Soaring financing rates, elevated construction costs and an onslaught of environmental legislation herald a profound realignment of European residential investment valuations as a ‘decarbonisation tipping point’ approaches, Catella’s European Residential Vision 2023 research white paper The Epsilon – Great Transformation of Real Estate Markets concludes.
Xavier Jongen, Managing Director, Catella Residential Investment Management, said: “We believe the real estate realignment is underway as markets start to understand that the valuation gap will continue to widen between assets with a ‘brown discount,’ which are not sustainable in their current composition, and those with ‘green premiums,’ or the highest decarbonisation and increasingly societal well-being credentials.

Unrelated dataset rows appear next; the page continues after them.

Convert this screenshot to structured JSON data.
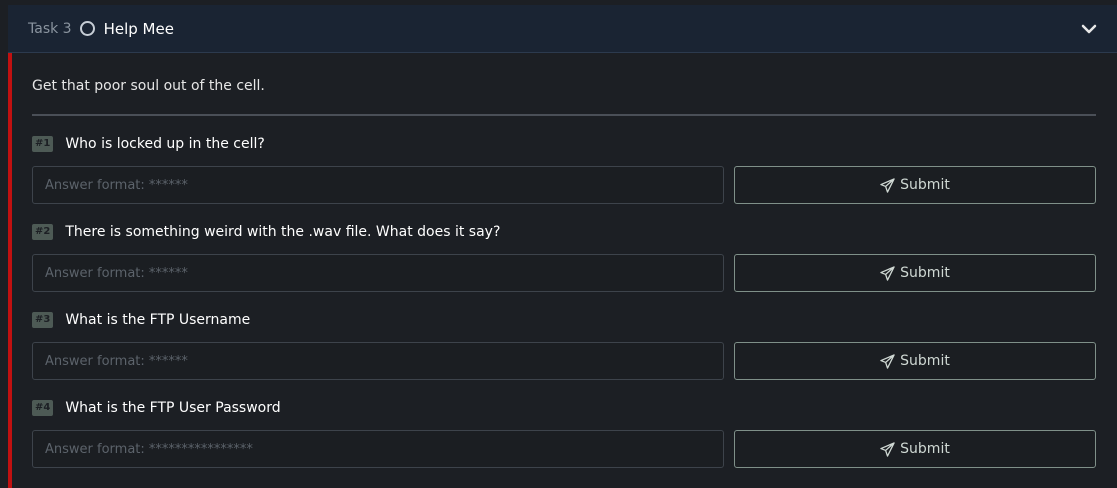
{
  "task": {
    "label": "Task 3",
    "title": "Help Mee",
    "intro": "Get that poor soul out of the cell."
  },
  "questions": [
    {
      "badge": "#1",
      "text": "Who is locked up in the cell?",
      "placeholder": "Answer format: ******",
      "submit_label": "Submit"
    },
    {
      "badge": "#2",
      "text": "There is something weird with the .wav file. What does it say?",
      "placeholder": "Answer format: ******",
      "submit_label": "Submit"
    },
    {
      "badge": "#3",
      "text": "What is the FTP Username",
      "placeholder": "Answer format: ******",
      "submit_label": "Submit"
    },
    {
      "badge": "#4",
      "text": "What is the FTP User Password",
      "placeholder": "Answer format: ****************",
      "submit_label": "Submit"
    }
  ],
  "colors": {
    "header_bg": "#1a2433",
    "body_bg": "#1c1f24",
    "accent_red": "#c11111",
    "badge_bg": "#4d5a55",
    "button_border": "#7f9089"
  },
  "icons": {
    "status": "circle-outline-icon",
    "expand": "chevron-down-icon",
    "submit": "paper-plane-icon"
  }
}
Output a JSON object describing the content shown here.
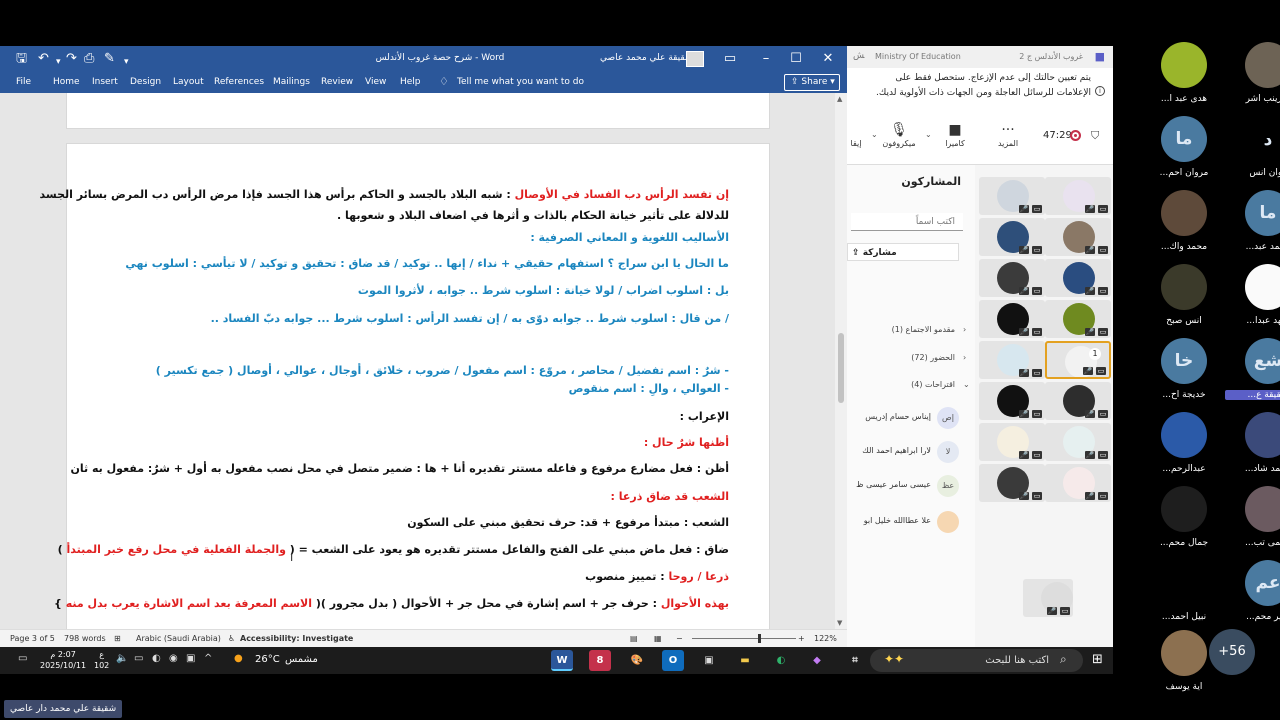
{
  "word": {
    "title": "شرح حصة غروب الأندلس  -  Word",
    "user": "شقيقة علي محمد عاصي",
    "tabs": [
      "File",
      "Home",
      "Insert",
      "Design",
      "Layout",
      "References",
      "Mailings",
      "Review",
      "View",
      "Help"
    ],
    "tell_me": "Tell me what you want to do",
    "share": "Share",
    "doc_lines": [
      {
        "segs": [
          {
            "t": "إن تفسد الرأس دب الفساد في الأوصال",
            "c": "red"
          },
          {
            "t": " : شبه البلاد بالجسد و الحاكم برأس هذا الجسد فإذا مرض الرأس دب المرض بسائر الجسد",
            "c": ""
          }
        ]
      },
      {
        "segs": [
          {
            "t": "للدلالة على تأثير خيانة الحكام بالذات و أثرها في اضعاف البلاد و شعوبها .",
            "c": ""
          }
        ]
      },
      {
        "segs": [
          {
            "t": "الأساليب اللغوية و المعاني الصرفية :",
            "c": "blue"
          }
        ]
      },
      {
        "segs": [
          {
            "t": "ما الحال يا ابن سراج ؟  استفهام حقيقي + نداء  /  إنها .. توكيد  /  قد ضاق : تحقيق و توكيد  /  لا تيأسي : اسلوب نهي",
            "c": "blue"
          }
        ]
      },
      {
        "segs": [
          {
            "t": "بل : اسلوب اضراب       /   لولا خيانة : اسلوب شرط .. جوابه ، لأثروا الموت",
            "c": "blue"
          }
        ]
      },
      {
        "segs": [
          {
            "t": "/ من قال : اسلوب شرط .. جوابه دوّى به  /   إن تفسد الرأس : اسلوب شرط ... جوابه دبّ الفساد ..",
            "c": "blue"
          }
        ]
      },
      {
        "segs": [
          {
            "t": "-     شرٌ : اسم تفضيل  /  محاصر ، مروّع : اسم مفعول  /  ضروب ، خلائق ، أوجال ، عوالي ، أوصال (  جمع تكسير )",
            "c": "blue"
          }
        ]
      },
      {
        "segs": [
          {
            "t": "-     العوالي ، والِ  :  اسم منقوص",
            "c": "blue"
          }
        ]
      },
      {
        "segs": [
          {
            "t": "الإعراب :",
            "c": ""
          }
        ]
      },
      {
        "segs": [
          {
            "t": "أظنها شرٌ حال  :",
            "c": "red"
          }
        ]
      },
      {
        "segs": [
          {
            "t": "أظن : فعل مضارع مرفوع و فاعله مستتر تقديره أنا + ها : ضمير متصل في محل نصب مفعول به أول + شرٌ: مفعول به ثان",
            "c": ""
          }
        ]
      },
      {
        "segs": [
          {
            "t": "الشعب قد ضاق ذرعا :",
            "c": "red"
          }
        ]
      },
      {
        "segs": [
          {
            "t": "الشعب : مبتدأ مرفوع + قد: حرف تحقيق مبني على السكون",
            "c": ""
          }
        ]
      },
      {
        "segs": [
          {
            "t": "ضاق : فعل ماض مبني على الفتح والفاعل مستتر تقديره هو يعود على الشعب = ( ",
            "c": ""
          },
          {
            "t": "والجملة الفعلية في محل رفع خبر المبتدأ",
            "c": "red"
          },
          {
            "t": " )",
            "c": ""
          }
        ]
      },
      {
        "segs": [
          {
            "t": "ذرعا  /  روحا",
            "c": "red"
          },
          {
            "t": "  :  تمييز منصوب",
            "c": ""
          }
        ]
      },
      {
        "segs": [
          {
            "t": "بهذه الأحوال",
            "c": "red"
          },
          {
            "t": " : حرف جر + اسم إشارة في محل جر + الأحوال ( بدل مجرور )( ",
            "c": ""
          },
          {
            "t": " الاسم المعرفة بعد اسم الاشارة يعرب بدل منه",
            "c": "red"
          },
          {
            "t": "  }",
            "c": ""
          }
        ]
      }
    ],
    "status": {
      "page": "Page 3 of 5",
      "words": "798 words",
      "lang": "Arabic (Saudi Arabia)",
      "access": "Accessibility: Investigate",
      "zoom": "122%"
    }
  },
  "teams": {
    "meeting_title": "غروب الأندلس ج 2",
    "org": "Ministry Of Education",
    "notice": "يتم تعيين حالتك إلى عدم الإزعاج. ستحصل فقط على الإعلامات للرسائل العاجلة ومن الجهات ذات الأولوية لديك.",
    "timer": "47:29",
    "controls": {
      "more": "المزيد",
      "camera": "كاميرا",
      "mic": "ميكروفون",
      "leave": "إيقا"
    },
    "participants_title": "المشاركون",
    "search_placeholder": "اكتب اسماً",
    "share_label": "مشاركة",
    "sections": {
      "organizers": "مقدمو الاجتماع (1)",
      "attendees": "الحضور (72)",
      "suggestions": "اقتراحات (4)"
    },
    "suggested": [
      {
        "initials": "إص",
        "name": "إيناس حسام إدريس"
      },
      {
        "initials": "لا",
        "name": "لارا ابراهيم احمد الك"
      },
      {
        "initials": "عظ",
        "name": "عيسى سامر عيسى ظ"
      },
      {
        "initials": "",
        "name": "علا عطاالله خليل ابو"
      }
    ],
    "active_count": "1"
  },
  "gallery": [
    {
      "initials": "",
      "name": "...زينب أشر"
    },
    {
      "initials": "",
      "name": "هدى عبد ا..."
    },
    {
      "initials": "د",
      "name": "روان أنس"
    },
    {
      "initials": "ما",
      "name": "مروان احم..."
    },
    {
      "initials": "ما",
      "name": "محمد عبد..."
    },
    {
      "initials": "",
      "name": "محمد واك..."
    },
    {
      "initials": "",
      "name": "شهد عبدا..."
    },
    {
      "initials": "",
      "name": "أنس صبح"
    },
    {
      "initials": "شع",
      "name": "شقيقة ع...",
      "highlight": true
    },
    {
      "initials": "خا",
      "name": "خديجة اح..."
    },
    {
      "initials": "",
      "name": "محمد شاد..."
    },
    {
      "initials": "",
      "name": "عبدالرحم..."
    },
    {
      "initials": "",
      "name": "سلمى تب..."
    },
    {
      "initials": "",
      "name": "جمال محم..."
    },
    {
      "initials": "عم",
      "name": "عبير محم..."
    },
    {
      "initials": "",
      "name": "نبيل أحمد..."
    },
    {
      "initials": "",
      "name": "آية يوسف"
    }
  ],
  "gallery_more": "+56",
  "taskbar": {
    "time": "2:07 م",
    "date": "2025/10/11",
    "lang": "ع",
    "lang2": "102",
    "weather_temp": "26°C",
    "weather_label": "مشمس",
    "search_placeholder": "اكتب هنا للبحث",
    "mail_badge": "8"
  },
  "caption": "شقيقة علي محمد دار عاصي"
}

In this new paradigm, the European residential transaction market will not revert to a cyclical form, but become more a transformational ‘curve,’ dividing into a Greek letter Epsilon shape [E/ε].“
The economic productivity of the past 200 years, based on a high Energy Return on Investment (EROI) from excavating cheap and efficient fossil fuels, will decline because we are not making the necessary investments in renewables, Jongen added. GDP growth, one of the main drivers of property markets, will contract accordingly, as the economy will need to be embedded back into ecology.
For European residential markets, the journey to this ‘Great Transformation’ starts, with the recent period of ultra-loose monetary policy having pushed both square metre valuations and, as a knock-on effect, free market rents to record highs. Housing affordability and the rise in household numbers struggling to get by on their monthly incomes are at the top of the agenda for politicians and the residential industry itself across Europe.
Decarbonising existing European housing assets, an asset class bigger by value than total equities, fixed income and other financial markets combined, is a huge new business opportunity for energy consultants and construction companies, estimated at between €25,000 – €40,000 per dwelling. Decarbonising from an investment management perspective, when coupled with value creation, means taking development, redevelopment, repurposing and densification risks. This presents great opportunities since the downside risk is limited due to strong housing market fundamentals.
Jongen concluded: “The trap will be that we do not see the Great Transformation as we analyse the piling up of crises through the lens of the known cyclical nature of the previous world order and wait to circle back in mean reversion. Long-term winners in this ‘Epsilon forking’ of the brown and green climate, and ultimately societal, pathways will be those investors and companies able to capture the emerging green premium, which also doesn’t have a generally accepted valuation tag – at least not yet.”